┌────────

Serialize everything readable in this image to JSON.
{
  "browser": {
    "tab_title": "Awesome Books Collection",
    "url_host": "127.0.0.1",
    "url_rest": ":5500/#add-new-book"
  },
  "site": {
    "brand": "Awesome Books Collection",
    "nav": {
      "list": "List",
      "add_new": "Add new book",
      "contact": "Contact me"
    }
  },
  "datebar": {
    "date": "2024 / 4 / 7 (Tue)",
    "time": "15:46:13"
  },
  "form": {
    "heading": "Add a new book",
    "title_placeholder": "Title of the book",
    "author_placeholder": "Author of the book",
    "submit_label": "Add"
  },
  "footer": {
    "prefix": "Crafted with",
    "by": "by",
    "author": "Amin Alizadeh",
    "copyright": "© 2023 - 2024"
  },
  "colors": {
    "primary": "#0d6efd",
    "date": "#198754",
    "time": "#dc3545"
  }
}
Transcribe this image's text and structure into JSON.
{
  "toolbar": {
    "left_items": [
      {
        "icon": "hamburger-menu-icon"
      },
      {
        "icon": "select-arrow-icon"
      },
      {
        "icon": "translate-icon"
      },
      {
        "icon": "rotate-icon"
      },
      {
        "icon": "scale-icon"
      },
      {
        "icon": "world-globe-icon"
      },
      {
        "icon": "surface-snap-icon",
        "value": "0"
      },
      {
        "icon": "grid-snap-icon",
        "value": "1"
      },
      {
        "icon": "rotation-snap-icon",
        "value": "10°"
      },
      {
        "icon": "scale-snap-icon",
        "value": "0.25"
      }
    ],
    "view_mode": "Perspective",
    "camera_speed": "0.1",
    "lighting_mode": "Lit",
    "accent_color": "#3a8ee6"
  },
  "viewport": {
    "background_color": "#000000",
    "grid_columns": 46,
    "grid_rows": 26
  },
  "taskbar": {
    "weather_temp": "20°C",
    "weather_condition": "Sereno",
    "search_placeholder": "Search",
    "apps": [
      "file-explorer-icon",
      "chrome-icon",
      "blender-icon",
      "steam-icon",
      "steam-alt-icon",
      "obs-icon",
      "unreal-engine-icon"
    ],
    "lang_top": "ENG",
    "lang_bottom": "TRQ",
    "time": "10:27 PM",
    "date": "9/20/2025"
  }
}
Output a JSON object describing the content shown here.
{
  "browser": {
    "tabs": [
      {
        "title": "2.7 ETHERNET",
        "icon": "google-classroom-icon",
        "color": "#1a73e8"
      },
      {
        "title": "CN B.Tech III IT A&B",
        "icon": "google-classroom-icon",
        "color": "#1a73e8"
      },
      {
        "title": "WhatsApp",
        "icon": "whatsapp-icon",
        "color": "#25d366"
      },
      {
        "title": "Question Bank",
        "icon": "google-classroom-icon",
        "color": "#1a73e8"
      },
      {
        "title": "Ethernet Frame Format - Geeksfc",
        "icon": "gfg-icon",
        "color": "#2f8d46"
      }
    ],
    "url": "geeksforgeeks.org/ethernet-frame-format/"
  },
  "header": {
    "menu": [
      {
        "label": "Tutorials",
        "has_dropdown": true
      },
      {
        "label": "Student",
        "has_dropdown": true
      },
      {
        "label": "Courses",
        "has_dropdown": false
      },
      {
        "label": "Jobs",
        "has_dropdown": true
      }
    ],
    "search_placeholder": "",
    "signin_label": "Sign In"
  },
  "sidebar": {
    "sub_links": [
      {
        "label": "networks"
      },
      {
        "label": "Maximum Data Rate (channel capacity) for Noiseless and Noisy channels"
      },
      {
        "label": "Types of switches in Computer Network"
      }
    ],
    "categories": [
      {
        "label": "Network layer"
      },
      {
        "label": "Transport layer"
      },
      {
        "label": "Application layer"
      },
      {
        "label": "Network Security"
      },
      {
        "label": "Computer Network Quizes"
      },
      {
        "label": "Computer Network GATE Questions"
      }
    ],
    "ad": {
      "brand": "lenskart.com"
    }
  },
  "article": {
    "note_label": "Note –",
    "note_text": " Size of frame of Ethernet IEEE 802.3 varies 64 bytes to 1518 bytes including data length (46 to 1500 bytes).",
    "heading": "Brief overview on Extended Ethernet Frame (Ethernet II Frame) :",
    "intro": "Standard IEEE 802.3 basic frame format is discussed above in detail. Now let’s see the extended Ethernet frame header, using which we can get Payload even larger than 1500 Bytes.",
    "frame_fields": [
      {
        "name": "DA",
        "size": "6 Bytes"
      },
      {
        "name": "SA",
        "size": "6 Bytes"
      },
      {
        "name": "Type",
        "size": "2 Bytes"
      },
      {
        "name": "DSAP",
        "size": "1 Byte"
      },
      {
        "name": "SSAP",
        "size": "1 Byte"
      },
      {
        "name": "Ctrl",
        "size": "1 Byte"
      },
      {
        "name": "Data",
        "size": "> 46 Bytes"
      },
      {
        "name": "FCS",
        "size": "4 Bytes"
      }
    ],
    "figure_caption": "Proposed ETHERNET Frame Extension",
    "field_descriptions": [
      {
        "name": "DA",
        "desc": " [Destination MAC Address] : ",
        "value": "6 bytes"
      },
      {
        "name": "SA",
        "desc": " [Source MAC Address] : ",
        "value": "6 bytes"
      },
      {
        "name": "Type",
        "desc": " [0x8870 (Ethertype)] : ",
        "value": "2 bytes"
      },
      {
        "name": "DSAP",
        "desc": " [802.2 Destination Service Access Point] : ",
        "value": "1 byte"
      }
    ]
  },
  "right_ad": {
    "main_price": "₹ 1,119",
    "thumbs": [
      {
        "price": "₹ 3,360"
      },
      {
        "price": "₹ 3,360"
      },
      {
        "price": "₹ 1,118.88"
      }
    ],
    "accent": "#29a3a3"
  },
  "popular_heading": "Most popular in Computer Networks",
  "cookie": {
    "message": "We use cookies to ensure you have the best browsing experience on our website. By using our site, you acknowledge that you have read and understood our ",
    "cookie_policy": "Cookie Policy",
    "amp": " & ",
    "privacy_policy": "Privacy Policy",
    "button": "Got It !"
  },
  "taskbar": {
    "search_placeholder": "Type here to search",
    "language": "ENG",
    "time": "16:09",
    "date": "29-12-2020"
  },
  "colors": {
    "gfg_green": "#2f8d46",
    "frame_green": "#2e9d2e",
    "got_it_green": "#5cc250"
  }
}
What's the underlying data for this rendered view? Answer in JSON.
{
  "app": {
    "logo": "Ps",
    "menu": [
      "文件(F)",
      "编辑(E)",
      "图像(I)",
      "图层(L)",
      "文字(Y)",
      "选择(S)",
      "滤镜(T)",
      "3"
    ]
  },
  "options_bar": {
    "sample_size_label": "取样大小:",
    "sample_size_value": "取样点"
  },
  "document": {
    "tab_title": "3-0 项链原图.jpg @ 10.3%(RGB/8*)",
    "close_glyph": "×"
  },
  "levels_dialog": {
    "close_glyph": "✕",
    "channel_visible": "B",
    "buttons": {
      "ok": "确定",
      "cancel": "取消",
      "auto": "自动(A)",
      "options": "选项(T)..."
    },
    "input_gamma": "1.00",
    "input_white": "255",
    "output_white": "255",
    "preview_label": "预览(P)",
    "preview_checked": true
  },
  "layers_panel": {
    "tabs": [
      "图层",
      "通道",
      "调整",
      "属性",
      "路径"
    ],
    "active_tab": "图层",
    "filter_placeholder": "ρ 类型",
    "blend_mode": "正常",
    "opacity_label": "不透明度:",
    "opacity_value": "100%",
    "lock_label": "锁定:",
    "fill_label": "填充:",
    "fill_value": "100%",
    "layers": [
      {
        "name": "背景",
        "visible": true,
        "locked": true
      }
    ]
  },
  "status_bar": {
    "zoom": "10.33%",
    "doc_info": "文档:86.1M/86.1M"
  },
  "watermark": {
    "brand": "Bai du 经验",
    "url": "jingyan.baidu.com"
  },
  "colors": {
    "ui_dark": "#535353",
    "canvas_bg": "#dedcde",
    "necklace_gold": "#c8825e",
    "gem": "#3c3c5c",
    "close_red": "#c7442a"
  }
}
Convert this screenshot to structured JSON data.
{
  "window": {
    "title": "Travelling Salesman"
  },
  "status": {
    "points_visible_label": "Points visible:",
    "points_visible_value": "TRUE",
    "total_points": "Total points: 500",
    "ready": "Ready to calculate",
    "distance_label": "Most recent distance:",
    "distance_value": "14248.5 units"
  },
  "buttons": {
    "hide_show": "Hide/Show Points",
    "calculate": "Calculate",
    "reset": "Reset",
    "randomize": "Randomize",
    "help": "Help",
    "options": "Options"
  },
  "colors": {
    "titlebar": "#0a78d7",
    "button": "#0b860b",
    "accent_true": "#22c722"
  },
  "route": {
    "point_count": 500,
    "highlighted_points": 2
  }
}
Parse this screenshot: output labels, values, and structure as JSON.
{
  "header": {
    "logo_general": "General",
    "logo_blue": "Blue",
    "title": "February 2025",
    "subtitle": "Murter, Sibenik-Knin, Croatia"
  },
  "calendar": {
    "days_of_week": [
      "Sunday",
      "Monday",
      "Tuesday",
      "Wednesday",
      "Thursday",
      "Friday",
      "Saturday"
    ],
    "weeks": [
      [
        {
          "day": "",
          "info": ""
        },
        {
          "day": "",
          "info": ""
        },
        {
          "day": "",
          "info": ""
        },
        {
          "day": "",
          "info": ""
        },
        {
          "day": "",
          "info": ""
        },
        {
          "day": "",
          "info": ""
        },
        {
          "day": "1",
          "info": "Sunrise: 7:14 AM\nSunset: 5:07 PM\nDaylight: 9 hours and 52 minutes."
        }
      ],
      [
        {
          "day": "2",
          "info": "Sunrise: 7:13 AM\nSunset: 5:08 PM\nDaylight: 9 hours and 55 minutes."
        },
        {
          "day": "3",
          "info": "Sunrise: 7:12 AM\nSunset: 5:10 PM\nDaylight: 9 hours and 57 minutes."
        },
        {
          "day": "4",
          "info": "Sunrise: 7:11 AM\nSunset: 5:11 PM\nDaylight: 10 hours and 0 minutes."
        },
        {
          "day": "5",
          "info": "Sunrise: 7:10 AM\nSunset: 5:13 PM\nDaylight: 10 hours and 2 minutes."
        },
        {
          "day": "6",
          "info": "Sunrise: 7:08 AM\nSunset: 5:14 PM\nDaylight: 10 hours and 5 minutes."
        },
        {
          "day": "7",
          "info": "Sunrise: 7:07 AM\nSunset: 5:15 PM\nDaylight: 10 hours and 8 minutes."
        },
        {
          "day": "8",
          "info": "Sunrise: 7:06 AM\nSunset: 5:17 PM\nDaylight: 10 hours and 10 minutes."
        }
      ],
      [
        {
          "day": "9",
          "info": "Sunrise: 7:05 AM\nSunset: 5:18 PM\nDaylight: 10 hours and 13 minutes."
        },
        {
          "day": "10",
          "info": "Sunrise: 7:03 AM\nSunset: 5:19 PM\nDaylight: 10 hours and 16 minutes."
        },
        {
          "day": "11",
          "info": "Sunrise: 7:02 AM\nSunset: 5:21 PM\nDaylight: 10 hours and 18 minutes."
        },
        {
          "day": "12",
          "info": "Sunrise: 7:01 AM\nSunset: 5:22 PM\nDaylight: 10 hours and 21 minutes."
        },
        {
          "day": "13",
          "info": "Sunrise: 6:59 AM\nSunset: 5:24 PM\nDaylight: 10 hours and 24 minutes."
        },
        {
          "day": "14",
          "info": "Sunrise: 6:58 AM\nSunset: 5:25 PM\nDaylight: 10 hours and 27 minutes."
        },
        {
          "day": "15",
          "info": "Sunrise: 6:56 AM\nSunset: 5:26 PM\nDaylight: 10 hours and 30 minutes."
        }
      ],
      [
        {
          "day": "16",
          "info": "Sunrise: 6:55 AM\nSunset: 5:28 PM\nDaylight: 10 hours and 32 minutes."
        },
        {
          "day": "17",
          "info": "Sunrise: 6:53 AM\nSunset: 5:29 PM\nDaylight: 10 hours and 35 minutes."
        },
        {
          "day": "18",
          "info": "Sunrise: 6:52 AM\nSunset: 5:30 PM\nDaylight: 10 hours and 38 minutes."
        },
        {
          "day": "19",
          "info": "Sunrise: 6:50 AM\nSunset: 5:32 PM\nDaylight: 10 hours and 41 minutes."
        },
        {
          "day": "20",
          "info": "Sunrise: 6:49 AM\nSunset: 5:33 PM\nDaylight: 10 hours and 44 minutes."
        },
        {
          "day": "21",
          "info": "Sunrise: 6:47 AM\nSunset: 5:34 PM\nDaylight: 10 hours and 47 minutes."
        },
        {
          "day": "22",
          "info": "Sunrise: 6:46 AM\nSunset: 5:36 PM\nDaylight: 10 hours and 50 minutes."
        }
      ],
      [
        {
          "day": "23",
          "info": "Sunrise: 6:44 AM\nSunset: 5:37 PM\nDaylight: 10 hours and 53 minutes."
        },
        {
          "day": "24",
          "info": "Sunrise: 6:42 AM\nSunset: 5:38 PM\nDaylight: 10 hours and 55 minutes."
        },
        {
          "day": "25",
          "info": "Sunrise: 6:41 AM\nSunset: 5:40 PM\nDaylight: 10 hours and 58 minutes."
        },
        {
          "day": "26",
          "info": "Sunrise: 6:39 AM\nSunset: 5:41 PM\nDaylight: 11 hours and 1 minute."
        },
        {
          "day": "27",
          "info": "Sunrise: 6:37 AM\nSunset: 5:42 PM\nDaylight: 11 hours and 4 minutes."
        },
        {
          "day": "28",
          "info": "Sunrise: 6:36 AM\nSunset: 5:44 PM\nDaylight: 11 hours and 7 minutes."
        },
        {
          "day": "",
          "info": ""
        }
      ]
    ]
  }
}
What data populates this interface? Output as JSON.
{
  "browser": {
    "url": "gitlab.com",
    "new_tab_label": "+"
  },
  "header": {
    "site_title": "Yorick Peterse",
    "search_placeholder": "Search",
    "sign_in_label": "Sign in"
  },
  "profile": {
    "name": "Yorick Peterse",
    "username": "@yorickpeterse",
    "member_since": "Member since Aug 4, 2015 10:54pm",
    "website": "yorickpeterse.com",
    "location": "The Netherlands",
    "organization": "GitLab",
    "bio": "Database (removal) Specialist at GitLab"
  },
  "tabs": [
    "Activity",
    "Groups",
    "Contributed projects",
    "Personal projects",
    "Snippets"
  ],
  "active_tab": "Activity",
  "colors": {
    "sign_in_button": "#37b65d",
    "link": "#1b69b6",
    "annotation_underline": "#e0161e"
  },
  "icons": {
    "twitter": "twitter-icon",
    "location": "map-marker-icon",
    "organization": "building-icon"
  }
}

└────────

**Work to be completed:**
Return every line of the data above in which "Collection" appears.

**Completed exercise:**
    "tab_title": "Awesome Books Collection",
    "brand": "Awesome Books Collection",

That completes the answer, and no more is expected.